-- Records excerpted from a collection --
+ + + + + + +
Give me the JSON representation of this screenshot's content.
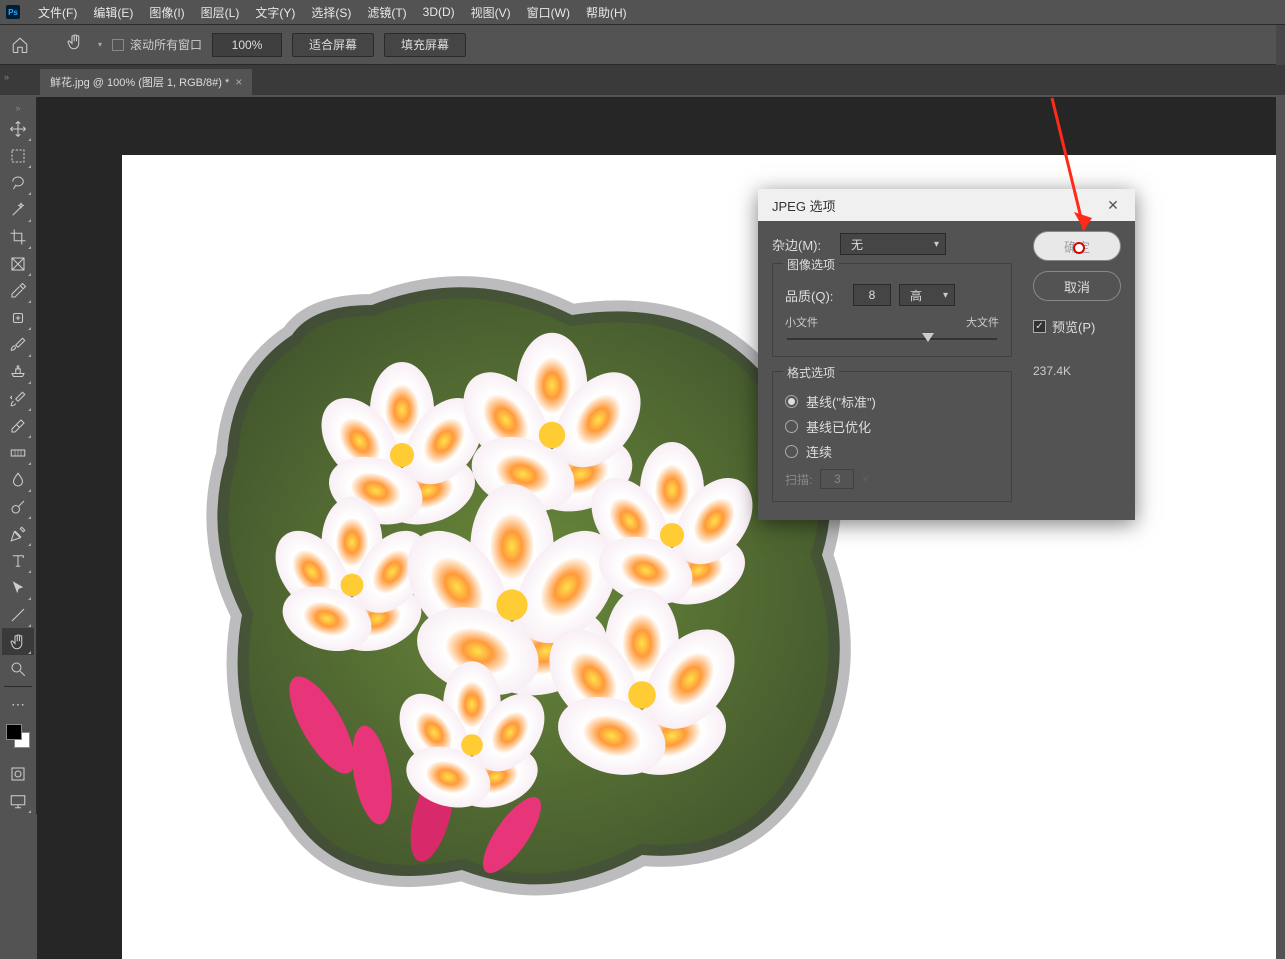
{
  "menubar": {
    "items": [
      "文件(F)",
      "编辑(E)",
      "图像(I)",
      "图层(L)",
      "文字(Y)",
      "选择(S)",
      "滤镜(T)",
      "3D(D)",
      "视图(V)",
      "窗口(W)",
      "帮助(H)"
    ]
  },
  "optionsbar": {
    "scroll_all_windows": "滚动所有窗口",
    "zoom_value": "100%",
    "fit_screen": "适合屏幕",
    "fill_screen": "填充屏幕"
  },
  "document_tab": {
    "title": "鲜花.jpg @ 100% (图层 1, RGB/8#) *"
  },
  "tools": [
    {
      "name": "move-tool",
      "active": false
    },
    {
      "name": "marquee-tool",
      "active": false
    },
    {
      "name": "lasso-tool",
      "active": false
    },
    {
      "name": "magic-wand-tool",
      "active": false
    },
    {
      "name": "crop-tool",
      "active": false
    },
    {
      "name": "frame-tool",
      "active": false
    },
    {
      "name": "eyedropper-tool",
      "active": false
    },
    {
      "name": "healing-brush-tool",
      "active": false
    },
    {
      "name": "brush-tool",
      "active": false
    },
    {
      "name": "clone-stamp-tool",
      "active": false
    },
    {
      "name": "history-brush-tool",
      "active": false
    },
    {
      "name": "eraser-tool",
      "active": false
    },
    {
      "name": "gradient-tool",
      "active": false
    },
    {
      "name": "blur-tool",
      "active": false
    },
    {
      "name": "dodge-tool",
      "active": false
    },
    {
      "name": "pen-tool",
      "active": false
    },
    {
      "name": "type-tool",
      "active": false
    },
    {
      "name": "path-selection-tool",
      "active": false
    },
    {
      "name": "line-tool",
      "active": false
    },
    {
      "name": "hand-tool",
      "active": true
    },
    {
      "name": "zoom-tool",
      "active": false
    }
  ],
  "dialog": {
    "title": "JPEG 选项",
    "matte_label": "杂边(M):",
    "matte_value": "无",
    "image_options_group": "图像选项",
    "quality_label": "品质(Q):",
    "quality_value": "8",
    "quality_preset": "高",
    "small_file": "小文件",
    "large_file": "大文件",
    "slider_position_percent": 67,
    "format_options_group": "格式选项",
    "format_baseline_std": "基线(\"标准\")",
    "format_baseline_opt": "基线已优化",
    "format_progressive": "连续",
    "scans_label": "扫描:",
    "scans_value": "3",
    "ok_label": "确定",
    "cancel_label": "取消",
    "preview_label": "预览(P)",
    "file_size": "237.4K"
  }
}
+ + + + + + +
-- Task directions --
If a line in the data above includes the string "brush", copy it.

-- Exercise result --
      "name": "healing-brush-tool",
      "name": "brush-tool",
      "name": "history-brush-tool",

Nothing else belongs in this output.